§ **Exercise goal**: An exact reproduction of every record is required.
(Dataset extract begins)
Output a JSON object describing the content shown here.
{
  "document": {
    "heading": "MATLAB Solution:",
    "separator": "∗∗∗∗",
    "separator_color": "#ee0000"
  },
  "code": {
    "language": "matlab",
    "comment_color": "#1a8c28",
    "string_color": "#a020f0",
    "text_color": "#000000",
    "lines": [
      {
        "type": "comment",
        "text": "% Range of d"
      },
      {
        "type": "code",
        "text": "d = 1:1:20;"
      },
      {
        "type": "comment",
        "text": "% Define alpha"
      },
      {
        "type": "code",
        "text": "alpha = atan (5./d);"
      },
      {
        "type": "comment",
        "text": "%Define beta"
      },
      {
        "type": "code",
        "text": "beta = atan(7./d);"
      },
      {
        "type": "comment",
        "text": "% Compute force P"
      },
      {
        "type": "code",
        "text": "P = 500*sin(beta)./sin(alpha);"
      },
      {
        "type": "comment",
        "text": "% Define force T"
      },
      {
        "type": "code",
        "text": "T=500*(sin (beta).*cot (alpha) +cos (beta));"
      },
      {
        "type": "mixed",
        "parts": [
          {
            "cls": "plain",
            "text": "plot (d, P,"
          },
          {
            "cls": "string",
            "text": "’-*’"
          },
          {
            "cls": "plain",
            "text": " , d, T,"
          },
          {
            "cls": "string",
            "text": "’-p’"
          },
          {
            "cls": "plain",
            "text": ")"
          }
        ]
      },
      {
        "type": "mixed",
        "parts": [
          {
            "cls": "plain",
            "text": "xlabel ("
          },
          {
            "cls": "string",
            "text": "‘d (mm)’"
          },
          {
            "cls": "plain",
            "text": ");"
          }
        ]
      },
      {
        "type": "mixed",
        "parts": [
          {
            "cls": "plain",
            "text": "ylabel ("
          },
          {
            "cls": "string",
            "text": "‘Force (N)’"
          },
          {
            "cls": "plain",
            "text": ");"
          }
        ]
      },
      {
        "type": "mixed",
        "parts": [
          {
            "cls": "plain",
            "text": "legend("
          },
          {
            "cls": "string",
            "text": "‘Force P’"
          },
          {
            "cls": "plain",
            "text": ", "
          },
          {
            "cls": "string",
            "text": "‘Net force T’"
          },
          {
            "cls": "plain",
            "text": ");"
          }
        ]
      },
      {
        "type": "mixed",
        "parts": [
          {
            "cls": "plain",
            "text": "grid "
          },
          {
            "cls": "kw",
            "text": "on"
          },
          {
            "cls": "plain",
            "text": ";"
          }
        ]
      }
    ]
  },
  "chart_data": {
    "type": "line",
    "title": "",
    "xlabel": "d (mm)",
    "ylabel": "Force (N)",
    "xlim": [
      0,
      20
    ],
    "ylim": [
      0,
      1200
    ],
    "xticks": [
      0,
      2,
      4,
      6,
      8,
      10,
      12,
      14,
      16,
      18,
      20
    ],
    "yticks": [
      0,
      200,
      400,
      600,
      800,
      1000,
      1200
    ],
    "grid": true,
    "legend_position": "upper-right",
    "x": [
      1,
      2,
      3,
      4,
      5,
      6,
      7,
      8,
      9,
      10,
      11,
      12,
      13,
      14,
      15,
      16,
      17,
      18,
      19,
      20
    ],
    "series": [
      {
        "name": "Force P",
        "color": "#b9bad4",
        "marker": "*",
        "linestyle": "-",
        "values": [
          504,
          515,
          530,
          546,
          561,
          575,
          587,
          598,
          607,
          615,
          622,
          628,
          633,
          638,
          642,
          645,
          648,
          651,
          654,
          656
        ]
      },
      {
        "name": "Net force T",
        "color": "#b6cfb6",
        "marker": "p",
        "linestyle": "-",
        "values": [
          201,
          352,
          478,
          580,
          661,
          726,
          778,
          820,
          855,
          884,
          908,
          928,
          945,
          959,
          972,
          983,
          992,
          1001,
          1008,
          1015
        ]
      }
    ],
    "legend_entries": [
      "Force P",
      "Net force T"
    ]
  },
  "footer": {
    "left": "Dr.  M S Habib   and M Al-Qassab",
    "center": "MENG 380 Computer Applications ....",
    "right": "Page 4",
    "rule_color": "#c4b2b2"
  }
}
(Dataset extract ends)
§ **Exercise result**:
Output a JSON object describing the content shown here.
{
  "document": {
    "heading": "MATLAB Solution:",
    "separator": "∗∗∗∗",
    "separator_color": "#ee0000"
  },
  "code": {
    "language": "matlab",
    "comment_color": "#1a8c28",
    "string_color": "#a020f0",
    "text_color": "#000000",
    "lines": [
      {
        "type": "comment",
        "text": "% Range of d"
      },
      {
        "type": "code",
        "text": "d = 1:1:20;"
      },
      {
        "type": "comment",
        "text": "% Define alpha"
      },
      {
        "type": "code",
        "text": "alpha = atan (5./d);"
      },
      {
        "type": "comment",
        "text": "%Define beta"
      },
      {
        "type": "code",
        "text": "beta = atan(7./d);"
      },
      {
        "type": "comment",
        "text": "% Compute force P"
      },
      {
        "type": "code",
        "text": "P = 500*sin(beta)./sin(alpha);"
      },
      {
        "type": "comment",
        "text": "% Define force T"
      },
      {
        "type": "code",
        "text": "T=500*(sin (beta).*cot (alpha) +cos (beta));"
      },
      {
        "type": "mixed",
        "parts": [
          {
            "cls": "plain",
            "text": "plot (d, P,"
          },
          {
            "cls": "string",
            "text": "’-*’"
          },
          {
            "cls": "plain",
            "text": " , d, T,"
          },
          {
            "cls": "string",
            "text": "’-p’"
          },
          {
            "cls": "plain",
            "text": ")"
          }
        ]
      },
      {
        "type": "mixed",
        "parts": [
          {
            "cls": "plain",
            "text": "xlabel ("
          },
          {
            "cls": "string",
            "text": "‘d (mm)’"
          },
          {
            "cls": "plain",
            "text": ");"
          }
        ]
      },
      {
        "type": "mixed",
        "parts": [
          {
            "cls": "plain",
            "text": "ylabel ("
          },
          {
            "cls": "string",
            "text": "‘Force (N)’"
          },
          {
            "cls": "plain",
            "text": ");"
          }
        ]
      },
      {
        "type": "mixed",
        "parts": [
          {
            "cls": "plain",
            "text": "legend("
          },
          {
            "cls": "string",
            "text": "‘Force P’"
          },
          {
            "cls": "plain",
            "text": ", "
          },
          {
            "cls": "string",
            "text": "‘Net force T’"
          },
          {
            "cls": "plain",
            "text": ");"
          }
        ]
      },
      {
        "type": "mixed",
        "parts": [
          {
            "cls": "plain",
            "text": "grid "
          },
          {
            "cls": "kw",
            "text": "on"
          },
          {
            "cls": "plain",
            "text": ";"
          }
        ]
      }
    ]
  },
  "chart_data": {
    "type": "line",
    "title": "",
    "xlabel": "d (mm)",
    "ylabel": "Force (N)",
    "xlim": [
      0,
      20
    ],
    "ylim": [
      0,
      1200
    ],
    "xticks": [
      0,
      2,
      4,
      6,
      8,
      10,
      12,
      14,
      16,
      18,
      20
    ],
    "yticks": [
      0,
      200,
      400,
      600,
      800,
      1000,
      1200
    ],
    "grid": true,
    "legend_position": "upper-right",
    "x": [
      1,
      2,
      3,
      4,
      5,
      6,
      7,
      8,
      9,
      10,
      11,
      12,
      13,
      14,
      15,
      16,
      17,
      18,
      19,
      20
    ],
    "series": [
      {
        "name": "Force P",
        "color": "#b9bad4",
        "marker": "*",
        "linestyle": "-",
        "values": [
          504,
          515,
          530,
          546,
          561,
          575,
          587,
          598,
          607,
          615,
          622,
          628,
          633,
          638,
          642,
          645,
          648,
          651,
          654,
          656
        ]
      },
      {
        "name": "Net force T",
        "color": "#b6cfb6",
        "marker": "p",
        "linestyle": "-",
        "values": [
          201,
          352,
          478,
          580,
          661,
          726,
          778,
          820,
          855,
          884,
          908,
          928,
          945,
          959,
          972,
          983,
          992,
          1001,
          1008,
          1015
        ]
      }
    ],
    "legend_entries": [
      "Force P",
      "Net force T"
    ]
  },
  "footer": {
    "left": "Dr.  M S Habib   and M Al-Qassab",
    "center": "MENG 380 Computer Applications ....",
    "right": "Page 4",
    "rule_color": "#c4b2b2"
  }
}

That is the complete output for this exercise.